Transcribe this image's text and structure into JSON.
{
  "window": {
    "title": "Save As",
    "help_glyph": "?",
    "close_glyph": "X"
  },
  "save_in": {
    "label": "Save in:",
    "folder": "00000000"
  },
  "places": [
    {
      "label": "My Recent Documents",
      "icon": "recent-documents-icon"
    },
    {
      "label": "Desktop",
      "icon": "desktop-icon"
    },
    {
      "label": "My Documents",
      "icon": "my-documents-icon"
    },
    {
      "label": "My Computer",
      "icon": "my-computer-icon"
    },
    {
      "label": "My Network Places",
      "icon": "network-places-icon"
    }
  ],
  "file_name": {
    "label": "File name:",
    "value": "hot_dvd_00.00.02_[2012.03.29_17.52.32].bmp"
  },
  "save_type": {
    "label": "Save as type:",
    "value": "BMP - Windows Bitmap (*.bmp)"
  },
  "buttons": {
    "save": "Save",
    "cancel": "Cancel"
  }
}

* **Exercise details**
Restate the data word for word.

* **Output**
Transcribe this image's text and structure into JSON.
{
  "window": {
    "title": "Save As",
    "help_glyph": "?",
    "close_glyph": "X"
  },
  "save_in": {
    "label": "Save in:",
    "folder": "00000000"
  },
  "places": [
    {
      "label": "My Recent Documents",
      "icon": "recent-documents-icon"
    },
    {
      "label": "Desktop",
      "icon": "desktop-icon"
    },
    {
      "label": "My Documents",
      "icon": "my-documents-icon"
    },
    {
      "label": "My Computer",
      "icon": "my-computer-icon"
    },
    {
      "label": "My Network Places",
      "icon": "network-places-icon"
    }
  ],
  "file_name": {
    "label": "File name:",
    "value": "hot_dvd_00.00.02_[2012.03.29_17.52.32].bmp"
  },
  "save_type": {
    "label": "Save as type:",
    "value": "BMP - Windows Bitmap (*.bmp)"
  },
  "buttons": {
    "save": "Save",
    "cancel": "Cancel"
  }
}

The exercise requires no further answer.